Honest and earnest criticism from those whose interests are most nearly touched,—criticism of writers by readers,—this is the soul of democracy and the safeguard of modern society. If the best of the American Negroes receive by outer pressure a leader whom they had not recognized before, manifestly there is here a certain palpable gain. Yet there is also irreparable loss,—a loss of that peculiarly valuable education which a group receives when by search and criticism it finds and commissions its own leaders. The way in which this is done is at once the most elementary and the nicest problem of social growth. History is but the record of such group-leadership; and yet how infinitely changeful is its type and character! And of all types and kinds, what can be more instructive than the leadership of a group within a group?—that curious double movement where real progress may be negative and actual advance be relative retrogression.

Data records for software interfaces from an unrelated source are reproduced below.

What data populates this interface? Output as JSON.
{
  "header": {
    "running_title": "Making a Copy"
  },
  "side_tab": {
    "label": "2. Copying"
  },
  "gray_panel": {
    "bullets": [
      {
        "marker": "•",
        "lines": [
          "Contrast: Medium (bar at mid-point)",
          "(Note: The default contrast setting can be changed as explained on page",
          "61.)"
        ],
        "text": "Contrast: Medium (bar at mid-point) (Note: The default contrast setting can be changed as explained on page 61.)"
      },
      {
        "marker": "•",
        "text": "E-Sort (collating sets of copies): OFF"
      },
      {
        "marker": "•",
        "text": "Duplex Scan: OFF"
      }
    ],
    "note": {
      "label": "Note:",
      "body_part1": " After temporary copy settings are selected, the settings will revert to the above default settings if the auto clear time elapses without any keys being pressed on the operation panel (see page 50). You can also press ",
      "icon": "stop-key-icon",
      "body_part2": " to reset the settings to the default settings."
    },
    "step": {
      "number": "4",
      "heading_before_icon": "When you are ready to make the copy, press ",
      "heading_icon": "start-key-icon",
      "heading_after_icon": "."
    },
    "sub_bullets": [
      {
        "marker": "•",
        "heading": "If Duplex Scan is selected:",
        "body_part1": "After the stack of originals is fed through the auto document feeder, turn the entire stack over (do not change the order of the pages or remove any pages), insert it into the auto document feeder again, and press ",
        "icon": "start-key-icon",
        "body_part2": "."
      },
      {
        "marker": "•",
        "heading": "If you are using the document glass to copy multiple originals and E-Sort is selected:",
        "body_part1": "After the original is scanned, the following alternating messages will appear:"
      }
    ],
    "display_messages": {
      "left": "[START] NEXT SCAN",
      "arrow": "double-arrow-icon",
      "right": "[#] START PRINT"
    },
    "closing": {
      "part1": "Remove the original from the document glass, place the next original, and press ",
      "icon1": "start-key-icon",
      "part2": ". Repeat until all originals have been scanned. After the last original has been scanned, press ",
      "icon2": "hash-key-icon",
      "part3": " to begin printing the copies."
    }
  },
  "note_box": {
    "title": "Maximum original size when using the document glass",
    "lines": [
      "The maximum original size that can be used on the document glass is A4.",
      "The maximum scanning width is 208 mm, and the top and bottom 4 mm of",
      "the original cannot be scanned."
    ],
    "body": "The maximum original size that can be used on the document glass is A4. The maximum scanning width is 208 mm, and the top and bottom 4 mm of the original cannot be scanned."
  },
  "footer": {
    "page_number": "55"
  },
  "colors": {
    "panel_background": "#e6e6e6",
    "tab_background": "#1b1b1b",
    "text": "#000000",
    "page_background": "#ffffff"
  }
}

A prime example of the kind of racial back-peddling that exemplifies the Obama Administration is the case of Harvard professor Henry Louis Gates, who was arrested in his own home because of a call to police about some black men allegedly seen breaking through the back door. When the controversy first struck, Obama commented at a press conference that racial profiling by law enforcement is an established fact, thereby setting off an enormous round of conservative criticism. Obama backed down, apologized to the arresting officer, and even held a “Beer Summit” between Professor Gates and the policeman. It seems very ironic that the structural injustices which have prevailed since before Obama was a glimmer in the eye of his Kenyan father caused a highly-charged political situation which forced him to deny the very existence of said injustice, and to paper over the incident with an American cultural tradition, the drinking of beer, while downplaying the abrogation of civil rights.
If The Souls of Black People weren’t relevant today, African American presidents would be fairly run-of-the-mill and could govern according to their true will, educational standards would be fairly applied, jails would hold a fair mix of colors, our economy would reward hard-workers equitably, and the black family would be a safe and happy place. However, since we know these conditions haven’t been met, we must assume that we are most certainly not living in a post-racial America.